**PROBLEM TO WORK ON**
Your answer must consist of every line from the data below that includes the word "chart".

**Component data from apps and pages**
╭──

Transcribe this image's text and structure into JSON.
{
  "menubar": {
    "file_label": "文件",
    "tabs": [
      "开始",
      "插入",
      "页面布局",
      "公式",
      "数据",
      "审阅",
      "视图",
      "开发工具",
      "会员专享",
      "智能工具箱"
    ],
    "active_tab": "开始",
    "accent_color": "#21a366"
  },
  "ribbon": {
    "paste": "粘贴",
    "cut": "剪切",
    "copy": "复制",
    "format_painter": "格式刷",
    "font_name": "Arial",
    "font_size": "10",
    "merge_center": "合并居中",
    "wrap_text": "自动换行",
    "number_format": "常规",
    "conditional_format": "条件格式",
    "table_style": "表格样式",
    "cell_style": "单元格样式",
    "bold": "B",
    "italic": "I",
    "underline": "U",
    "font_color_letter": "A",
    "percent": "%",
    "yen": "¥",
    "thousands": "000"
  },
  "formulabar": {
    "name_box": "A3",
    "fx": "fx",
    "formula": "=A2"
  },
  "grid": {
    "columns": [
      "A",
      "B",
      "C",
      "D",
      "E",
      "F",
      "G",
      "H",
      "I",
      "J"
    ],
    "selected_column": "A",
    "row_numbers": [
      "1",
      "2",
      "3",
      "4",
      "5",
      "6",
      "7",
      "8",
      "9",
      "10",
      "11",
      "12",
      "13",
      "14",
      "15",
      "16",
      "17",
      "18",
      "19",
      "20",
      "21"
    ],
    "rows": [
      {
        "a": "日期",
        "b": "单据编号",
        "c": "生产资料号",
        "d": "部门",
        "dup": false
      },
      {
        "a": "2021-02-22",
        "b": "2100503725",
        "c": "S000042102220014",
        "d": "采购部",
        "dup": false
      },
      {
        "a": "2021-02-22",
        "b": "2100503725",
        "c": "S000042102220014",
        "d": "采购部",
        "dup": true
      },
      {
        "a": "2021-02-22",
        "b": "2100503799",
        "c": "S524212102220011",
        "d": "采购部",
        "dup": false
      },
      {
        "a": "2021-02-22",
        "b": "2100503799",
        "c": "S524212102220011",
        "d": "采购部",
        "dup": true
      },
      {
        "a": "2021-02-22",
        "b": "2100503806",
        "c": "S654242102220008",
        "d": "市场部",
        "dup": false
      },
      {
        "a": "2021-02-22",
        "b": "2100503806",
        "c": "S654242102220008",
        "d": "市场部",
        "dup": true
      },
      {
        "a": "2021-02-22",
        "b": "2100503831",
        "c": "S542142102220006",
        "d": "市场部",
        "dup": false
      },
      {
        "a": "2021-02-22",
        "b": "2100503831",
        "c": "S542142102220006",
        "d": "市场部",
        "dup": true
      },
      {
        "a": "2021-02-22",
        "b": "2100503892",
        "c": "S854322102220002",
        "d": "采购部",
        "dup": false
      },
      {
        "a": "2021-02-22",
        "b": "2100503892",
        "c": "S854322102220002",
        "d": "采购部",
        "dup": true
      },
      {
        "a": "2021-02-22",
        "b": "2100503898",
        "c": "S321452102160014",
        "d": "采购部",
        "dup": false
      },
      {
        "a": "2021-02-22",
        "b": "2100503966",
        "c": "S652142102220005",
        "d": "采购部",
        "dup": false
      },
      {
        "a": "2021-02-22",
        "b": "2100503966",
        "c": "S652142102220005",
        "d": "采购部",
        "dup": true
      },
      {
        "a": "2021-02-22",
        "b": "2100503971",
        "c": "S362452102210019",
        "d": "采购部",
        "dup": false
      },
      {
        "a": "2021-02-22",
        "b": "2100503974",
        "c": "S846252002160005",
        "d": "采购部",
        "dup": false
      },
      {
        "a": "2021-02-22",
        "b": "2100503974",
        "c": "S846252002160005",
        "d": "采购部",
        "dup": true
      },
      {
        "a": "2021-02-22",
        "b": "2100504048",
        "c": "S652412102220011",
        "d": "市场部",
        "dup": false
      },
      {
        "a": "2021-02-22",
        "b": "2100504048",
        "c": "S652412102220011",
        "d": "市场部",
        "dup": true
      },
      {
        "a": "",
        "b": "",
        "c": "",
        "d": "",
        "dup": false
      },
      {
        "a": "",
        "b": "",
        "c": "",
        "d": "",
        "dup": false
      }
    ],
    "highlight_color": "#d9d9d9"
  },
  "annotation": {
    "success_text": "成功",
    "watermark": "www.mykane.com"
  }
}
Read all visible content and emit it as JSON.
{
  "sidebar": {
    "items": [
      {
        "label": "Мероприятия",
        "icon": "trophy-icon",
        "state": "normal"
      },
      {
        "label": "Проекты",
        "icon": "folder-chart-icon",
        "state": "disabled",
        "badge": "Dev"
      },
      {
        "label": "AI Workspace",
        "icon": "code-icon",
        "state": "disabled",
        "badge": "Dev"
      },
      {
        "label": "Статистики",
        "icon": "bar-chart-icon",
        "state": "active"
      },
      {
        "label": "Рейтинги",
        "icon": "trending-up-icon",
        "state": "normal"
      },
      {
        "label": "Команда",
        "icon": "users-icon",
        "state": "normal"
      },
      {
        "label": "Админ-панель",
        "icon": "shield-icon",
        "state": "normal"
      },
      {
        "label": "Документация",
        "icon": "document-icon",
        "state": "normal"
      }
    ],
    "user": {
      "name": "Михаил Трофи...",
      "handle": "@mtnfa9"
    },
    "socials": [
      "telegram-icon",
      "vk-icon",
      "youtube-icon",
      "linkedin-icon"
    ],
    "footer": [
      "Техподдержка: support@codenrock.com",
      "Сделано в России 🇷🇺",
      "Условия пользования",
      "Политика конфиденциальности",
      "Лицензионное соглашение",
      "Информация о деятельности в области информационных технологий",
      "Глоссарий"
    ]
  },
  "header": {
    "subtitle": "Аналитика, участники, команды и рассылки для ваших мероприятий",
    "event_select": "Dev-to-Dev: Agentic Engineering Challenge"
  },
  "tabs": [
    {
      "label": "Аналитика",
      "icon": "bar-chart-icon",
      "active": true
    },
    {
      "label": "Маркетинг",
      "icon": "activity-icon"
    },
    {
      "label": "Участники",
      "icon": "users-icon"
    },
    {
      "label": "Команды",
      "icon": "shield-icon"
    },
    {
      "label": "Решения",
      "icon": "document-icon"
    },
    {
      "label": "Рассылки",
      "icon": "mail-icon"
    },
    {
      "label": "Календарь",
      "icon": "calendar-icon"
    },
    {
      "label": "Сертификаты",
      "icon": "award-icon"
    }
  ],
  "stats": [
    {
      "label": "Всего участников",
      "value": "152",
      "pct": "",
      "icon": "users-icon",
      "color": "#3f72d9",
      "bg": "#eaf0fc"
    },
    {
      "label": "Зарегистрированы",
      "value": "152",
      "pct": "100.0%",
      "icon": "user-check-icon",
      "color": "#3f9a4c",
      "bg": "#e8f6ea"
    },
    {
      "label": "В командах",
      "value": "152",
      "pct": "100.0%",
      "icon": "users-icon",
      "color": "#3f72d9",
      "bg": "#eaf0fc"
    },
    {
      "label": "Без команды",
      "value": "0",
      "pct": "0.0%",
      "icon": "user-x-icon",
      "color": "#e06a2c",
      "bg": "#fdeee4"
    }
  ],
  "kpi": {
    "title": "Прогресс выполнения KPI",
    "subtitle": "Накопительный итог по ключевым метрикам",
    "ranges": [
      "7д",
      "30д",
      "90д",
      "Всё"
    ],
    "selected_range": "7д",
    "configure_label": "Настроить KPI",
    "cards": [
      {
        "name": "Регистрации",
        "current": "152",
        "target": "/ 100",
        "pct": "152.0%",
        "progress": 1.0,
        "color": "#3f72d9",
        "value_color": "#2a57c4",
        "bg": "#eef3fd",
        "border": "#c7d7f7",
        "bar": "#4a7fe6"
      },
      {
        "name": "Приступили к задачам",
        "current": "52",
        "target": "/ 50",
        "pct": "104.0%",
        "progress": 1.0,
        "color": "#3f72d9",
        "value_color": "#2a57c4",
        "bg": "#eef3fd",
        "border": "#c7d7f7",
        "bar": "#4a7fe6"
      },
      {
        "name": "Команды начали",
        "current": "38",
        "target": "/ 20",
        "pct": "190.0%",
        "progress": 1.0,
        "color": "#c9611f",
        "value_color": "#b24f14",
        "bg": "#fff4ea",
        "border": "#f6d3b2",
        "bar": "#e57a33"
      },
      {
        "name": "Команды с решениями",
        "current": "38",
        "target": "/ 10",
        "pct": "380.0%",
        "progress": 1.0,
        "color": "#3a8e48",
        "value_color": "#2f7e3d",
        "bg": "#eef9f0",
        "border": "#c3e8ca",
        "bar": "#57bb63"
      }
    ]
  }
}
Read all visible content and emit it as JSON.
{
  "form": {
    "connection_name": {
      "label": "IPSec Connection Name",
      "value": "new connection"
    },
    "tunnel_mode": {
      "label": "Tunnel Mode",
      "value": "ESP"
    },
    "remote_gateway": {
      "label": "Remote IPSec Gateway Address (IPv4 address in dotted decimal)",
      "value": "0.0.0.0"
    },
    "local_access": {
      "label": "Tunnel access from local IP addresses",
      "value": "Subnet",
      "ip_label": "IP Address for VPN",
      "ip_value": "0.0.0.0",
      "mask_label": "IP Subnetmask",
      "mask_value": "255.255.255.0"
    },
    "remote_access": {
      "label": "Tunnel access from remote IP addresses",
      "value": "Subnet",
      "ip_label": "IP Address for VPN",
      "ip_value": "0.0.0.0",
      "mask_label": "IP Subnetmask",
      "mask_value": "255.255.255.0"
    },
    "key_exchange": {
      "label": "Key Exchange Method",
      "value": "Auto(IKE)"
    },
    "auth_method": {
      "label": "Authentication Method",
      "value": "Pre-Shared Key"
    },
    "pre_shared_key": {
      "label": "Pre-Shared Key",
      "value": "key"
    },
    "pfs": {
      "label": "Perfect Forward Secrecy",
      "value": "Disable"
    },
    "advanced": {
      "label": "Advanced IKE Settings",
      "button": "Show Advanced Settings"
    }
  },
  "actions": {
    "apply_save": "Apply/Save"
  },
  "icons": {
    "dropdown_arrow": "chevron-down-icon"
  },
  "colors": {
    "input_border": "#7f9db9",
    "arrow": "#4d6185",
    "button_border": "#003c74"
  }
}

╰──

**EXERCISE RESPONSE**
        "icon": "folder-chart-icon",
        "icon": "bar-chart-icon",
      "icon": "bar-chart-icon",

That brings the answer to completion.